- [Assignment] Only the lines containing "output" belong in the answer; find them in the material below.

[[ Dataset extract, beginning ]]

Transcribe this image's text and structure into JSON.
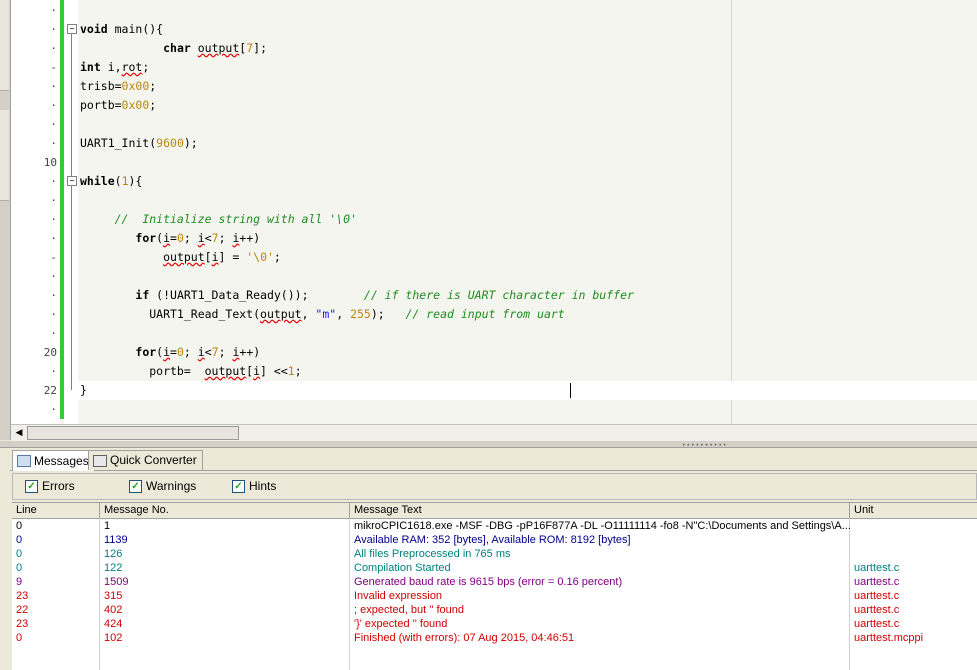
{
  "editor": {
    "lines": [
      {
        "ln": "·",
        "html": ""
      },
      {
        "ln": "·",
        "html": "<span class='kw'>void</span> main(){"
      },
      {
        "ln": "·",
        "html": "            <span class='kw'>char</span> <span class='sq'>output</span>[<span class='num'>7</span>];"
      },
      {
        "ln": "-",
        "html": "<span class='kw'>int</span> i,<span class='sq'>rot</span>;"
      },
      {
        "ln": "·",
        "html": "trisb=<span class='num'>0x00</span>;"
      },
      {
        "ln": "·",
        "html": "portb=<span class='num'>0x00</span>;"
      },
      {
        "ln": "·",
        "html": ""
      },
      {
        "ln": "·",
        "html": "UART1_Init(<span class='num'>9600</span>);"
      },
      {
        "ln": "10",
        "html": ""
      },
      {
        "ln": "·",
        "html": "<span class='kw'>while</span>(<span class='num'>1</span>){"
      },
      {
        "ln": "·",
        "html": ""
      },
      {
        "ln": "·",
        "html": "     <span class='cmt'>//  Initialize string with all '\\0'</span>"
      },
      {
        "ln": "·",
        "html": "        <span class='kw'>for</span>(<span class='sq'>i</span>=<span class='num'>0</span>; <span class='sq'>i</span>&lt;<span class='num'>7</span>; <span class='sq'>i</span>++)"
      },
      {
        "ln": "-",
        "html": "            <span class='sq'>output</span>[<span class='sq'>i</span>] = <span class='num'>'\\0'</span>;"
      },
      {
        "ln": "·",
        "html": ""
      },
      {
        "ln": "·",
        "html": "        <span class='kw'>if</span> (!UART1_Data_Ready());        <span class='cmt'>// if there is UART character in buffer</span>"
      },
      {
        "ln": "·",
        "html": "          UART1_Read_Text(<span class='sq'>output</span>, <span class='str'>\"m\"</span>, <span class='num'>255</span>);   <span class='cmt'>// read input from uart</span>"
      },
      {
        "ln": "·",
        "html": ""
      },
      {
        "ln": "20",
        "html": "        <span class='kw'>for</span>(<span class='sq'>i</span>=<span class='num'>0</span>; <span class='sq'>i</span>&lt;<span class='num'>7</span>; <span class='sq'>i</span>++)"
      },
      {
        "ln": "·",
        "html": "          portb=  <span class='sq'>output</span>[<span class='sq'>i</span>] &lt;&lt;<span class='num'>1</span>;"
      },
      {
        "ln": "22",
        "html": "}"
      },
      {
        "ln": "·",
        "html": ""
      }
    ]
  },
  "tabs": {
    "messages": "Messages",
    "quick_converter": "Quick Converter"
  },
  "filters": {
    "errors": "Errors",
    "warnings": "Warnings",
    "hints": "Hints"
  },
  "grid": {
    "headers": [
      "Line",
      "Message No.",
      "Message Text",
      "Unit"
    ],
    "rows": [
      {
        "line": "0",
        "no": "1",
        "text": "mikroCPIC1618.exe -MSF -DBG -pP16F877A -DL -O11111114 -fo8 -N\"C:\\Documents and Settings\\A...",
        "unit": "",
        "color": "#000000"
      },
      {
        "line": "0",
        "no": "1139",
        "text": "Available RAM: 352 [bytes], Available ROM: 8192 [bytes]",
        "unit": "",
        "color": "#00008b"
      },
      {
        "line": "0",
        "no": "126",
        "text": "All files Preprocessed in 765 ms",
        "unit": "",
        "color": "#008080"
      },
      {
        "line": "0",
        "no": "122",
        "text": "Compilation Started",
        "unit": "uarttest.c",
        "color": "#008080"
      },
      {
        "line": "9",
        "no": "1509",
        "text": "Generated baud rate is 9615 bps (error = 0.16 percent)",
        "unit": "uarttest.c",
        "color": "#800080"
      },
      {
        "line": "23",
        "no": "315",
        "text": "Invalid expression",
        "unit": "uarttest.c",
        "color": "#d00000"
      },
      {
        "line": "22",
        "no": "402",
        "text": "; expected, but '' found",
        "unit": "uarttest.c",
        "color": "#d00000"
      },
      {
        "line": "23",
        "no": "424",
        "text": "'}' expected '' found",
        "unit": "uarttest.c",
        "color": "#d00000"
      },
      {
        "line": "0",
        "no": "102",
        "text": "Finished (with errors): 07 Aug 2015, 04:46:51",
        "unit": "uarttest.mcppi",
        "color": "#d00000"
      }
    ]
  }
}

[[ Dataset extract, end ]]

- [Completed exercise]
        "html": "            <span class='kw'>char</span> <span class='sq'>output</span>[<span class='num'>7</span>];"
        "html": "            <span class='sq'>output</span>[<span class='sq'>i</span>] = <span class='num'>'\\0'</span>;"
        "html": "          UART1_Read_Text(<span class='sq'>output</span>, <span class='str'>\"m\"</span>, <span class='num'>255</span>);   <span class='cmt'>// read input from uart</span>"
        "html": "          portb=  <span class='sq'>output</span>[<span class='sq'>i</span>] &lt;&lt;<span class='num'>1</span>;"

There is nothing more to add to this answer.